Derren Brown: The Specials - Netflix
In these special shows, psychological illusionist Derren Brown demonstrates his unique and almost uncanny ability to misdirect, manipulate and mesmerise.
Status: To Be Determined
Runtime: 55 minutes
Derren Brown: The Specials - How to Control the Nation - Netflix
“How to Control the Nation” is the second special in British psychological illusionist Derren Brown's The Events television series. It features Brown playing a short “subliminal film” intended to make viewers who watched the programme unable to stand up from their seats. Although most segments were pre-recorded and showed Brown investigating and performing subliminal techniques, the show was partially broadcast live, and Brown spoke with viewers who had been affected by the film on the telephone. The programme was broadcast on Channel 4 in the United Kingdom on 18 September 2009, when it was viewed by over 3 million people. It received media attention due to Brown's previous stunts, as well as viewers' stories and videos of them being “stuck” by the broadcast.
Derren Brown: The Specials - Events - Netflix

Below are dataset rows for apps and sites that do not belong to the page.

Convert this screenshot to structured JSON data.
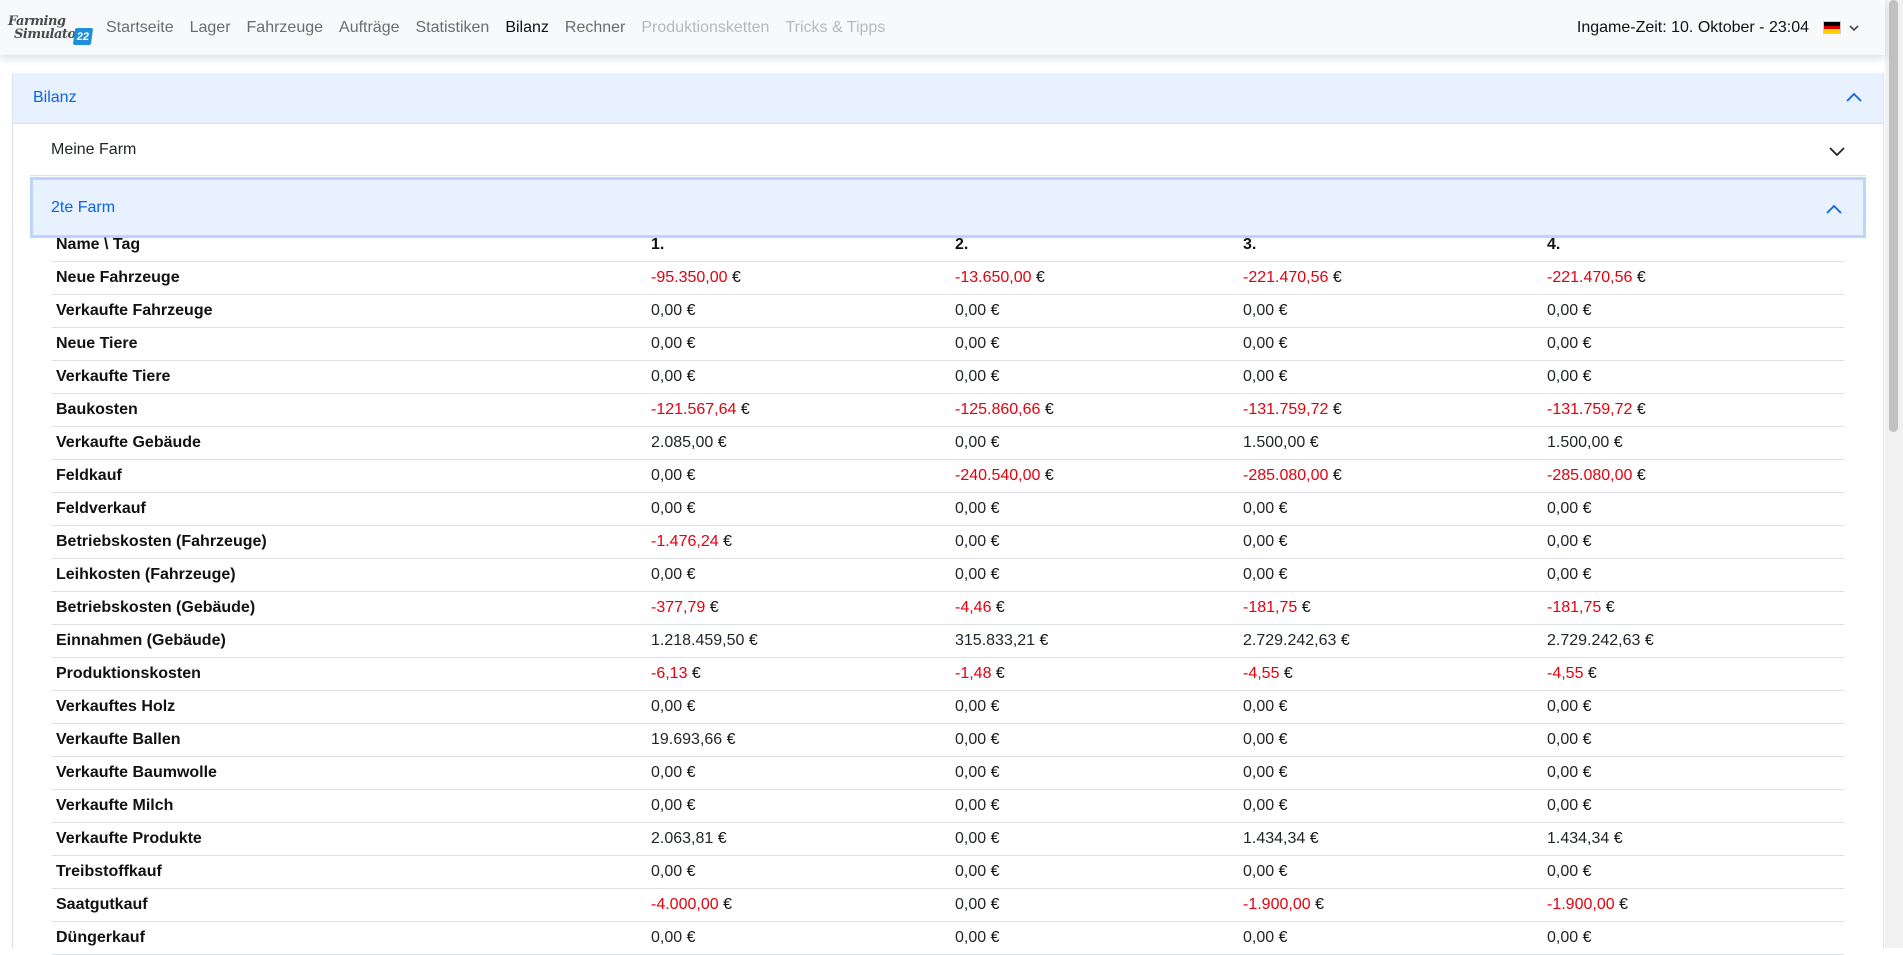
{
  "nav": {
    "logo_line1": "Farming",
    "logo_line2": "Simulator",
    "logo_badge": "22",
    "links": [
      {
        "label": "Startseite",
        "state": "normal"
      },
      {
        "label": "Lager",
        "state": "normal"
      },
      {
        "label": "Fahrzeuge",
        "state": "normal"
      },
      {
        "label": "Aufträge",
        "state": "normal"
      },
      {
        "label": "Statistiken",
        "state": "normal"
      },
      {
        "label": "Bilanz",
        "state": "active"
      },
      {
        "label": "Rechner",
        "state": "normal"
      },
      {
        "label": "Produktionsketten",
        "state": "disabled"
      },
      {
        "label": "Tricks & Tipps",
        "state": "disabled"
      }
    ],
    "ingame_time": "Ingame-Zeit: 10. Oktober - 23:04",
    "language_flag": "de-flag-icon"
  },
  "accordion": {
    "title": "Bilanz",
    "farm1": "Meine Farm",
    "farm2": "2te Farm"
  },
  "colors": {
    "accent": "#0c63e4",
    "accordion_bg": "#e7f1ff",
    "negative": "#e3000f"
  },
  "table": {
    "headers": [
      "Name \\ Tag",
      "1.",
      "2.",
      "3.",
      "4."
    ],
    "rows": [
      {
        "name": "Neue Fahrzeuge",
        "values": [
          "-95.350,00",
          "-13.650,00",
          "-221.470,56",
          "-221.470,56"
        ]
      },
      {
        "name": "Verkaufte Fahrzeuge",
        "values": [
          "0,00",
          "0,00",
          "0,00",
          "0,00"
        ]
      },
      {
        "name": "Neue Tiere",
        "values": [
          "0,00",
          "0,00",
          "0,00",
          "0,00"
        ]
      },
      {
        "name": "Verkaufte Tiere",
        "values": [
          "0,00",
          "0,00",
          "0,00",
          "0,00"
        ]
      },
      {
        "name": "Baukosten",
        "values": [
          "-121.567,64",
          "-125.860,66",
          "-131.759,72",
          "-131.759,72"
        ]
      },
      {
        "name": "Verkaufte Gebäude",
        "values": [
          "2.085,00",
          "0,00",
          "1.500,00",
          "1.500,00"
        ]
      },
      {
        "name": "Feldkauf",
        "values": [
          "0,00",
          "-240.540,00",
          "-285.080,00",
          "-285.080,00"
        ]
      },
      {
        "name": "Feldverkauf",
        "values": [
          "0,00",
          "0,00",
          "0,00",
          "0,00"
        ]
      },
      {
        "name": "Betriebskosten (Fahrzeuge)",
        "values": [
          "-1.476,24",
          "0,00",
          "0,00",
          "0,00"
        ]
      },
      {
        "name": "Leihkosten (Fahrzeuge)",
        "values": [
          "0,00",
          "0,00",
          "0,00",
          "0,00"
        ]
      },
      {
        "name": "Betriebskosten (Gebäude)",
        "values": [
          "-377,79",
          "-4,46",
          "-181,75",
          "-181,75"
        ]
      },
      {
        "name": "Einnahmen (Gebäude)",
        "values": [
          "1.218.459,50",
          "315.833,21",
          "2.729.242,63",
          "2.729.242,63"
        ]
      },
      {
        "name": "Produktionskosten",
        "values": [
          "-6,13",
          "-1,48",
          "-4,55",
          "-4,55"
        ]
      },
      {
        "name": "Verkauftes Holz",
        "values": [
          "0,00",
          "0,00",
          "0,00",
          "0,00"
        ]
      },
      {
        "name": "Verkaufte Ballen",
        "values": [
          "19.693,66",
          "0,00",
          "0,00",
          "0,00"
        ]
      },
      {
        "name": "Verkaufte Baumwolle",
        "values": [
          "0,00",
          "0,00",
          "0,00",
          "0,00"
        ]
      },
      {
        "name": "Verkaufte Milch",
        "values": [
          "0,00",
          "0,00",
          "0,00",
          "0,00"
        ]
      },
      {
        "name": "Verkaufte Produkte",
        "values": [
          "2.063,81",
          "0,00",
          "1.434,34",
          "1.434,34"
        ]
      },
      {
        "name": "Treibstoffkauf",
        "values": [
          "0,00",
          "0,00",
          "0,00",
          "0,00"
        ]
      },
      {
        "name": "Saatgutkauf",
        "values": [
          "-4.000,00",
          "0,00",
          "-1.900,00",
          "-1.900,00"
        ]
      },
      {
        "name": "Düngerkauf",
        "values": [
          "0,00",
          "0,00",
          "0,00",
          "0,00"
        ]
      }
    ],
    "currency": "€"
  }
}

The programme opens with Derren Brown addressing the viewers, saying that he has produced a subliminal film that will “stick you to your seats at home”. A warning that “subliminal messages will be flashed during this show” appears onscreen, along with Brown's usual “no actors or stooges” disclaimer. Brown tells viewers to have their telephones at hand when the film is played, and that he will talk to some of them live following the broadcast. A pre-recorded film is played in which Brown demonstrates techniques of subliminal suggestion to an audience, asking a woman to choose from “win” and “lose” cards: firstly a simple choice between two unseen cards, then a choice from ten cards, then twenty people who have either word on the back of their T-shirt. In all cases, she picks the only “lose” card; Derren attributes the second choice to ultraviolet ink, and the third to white rectangles on participants' T-shirts. He states that these techniques are similar to those used in the film. Brown then introduces a group who will be watching the film in a cinema as it is broadcast. In a recorded segment, Derren presents a “potted history” of subliminal techniques, including their purported use by James Vicary to sell refreshments in United States cinemas, and inclusion in Vance Packard's book The Hidden Persuaders. He introduces the concept of “perception without awareness”, and shows a film of himself demonstrating PWA techniques by convincing a woman to mentally select a particular toy, a stuffed giraffe, from the many in Hamleys. Examining the film before the audience, he focuses on his use of suggestive speech, hand movements and decoration of the store. Brown plays a piece of music which he says will give one audience member a strong feeling that they should volunteer themselves: a man does, and he takes part in a trick in which Derren predicts which chair, pen and order of the numbers 1–3 he selects, as well as the number of his ticket stub. A film is shown in which Brown dresses as a homeless beggar and collects £350 from members of the public in under an hour using a subliminal questionnaire and shop window decorations; one man gives his shoes. An image of a man tied to a chair is flashed (this happens two more times, before and after the film) as Brown introduces the next segment: a “screen test” of six versions of his film. Subjects are affected in different ways, ranging from slight dizziness to intense trauma; some are unable to stand up. Brown says that the film will not be effective if posted on the Internet, and advises certain viewers not to watch it. The telephone number is given, and viewers are instructed to sit in a certain position and not to “fight” the suggestion; Brown says that those who are most open to the film will be stuck to their seats. The one-minute film—grey lines rotating before a white background, accompanied by hypnotic music—is shown. Derren describes the sticking sensation and instructs viewers to relax; he interviews the cinema audience, many of whom cannot stand. Calls are taken from viewers who were stuck while instructions appear onscreen. A “clearing tone” is then played, and viewers are instructed to stand up: Derren clarifies that the film contains no subliminal messages, and that “it works through suggestion”.
Derren Brown: The Specials - References - Netflix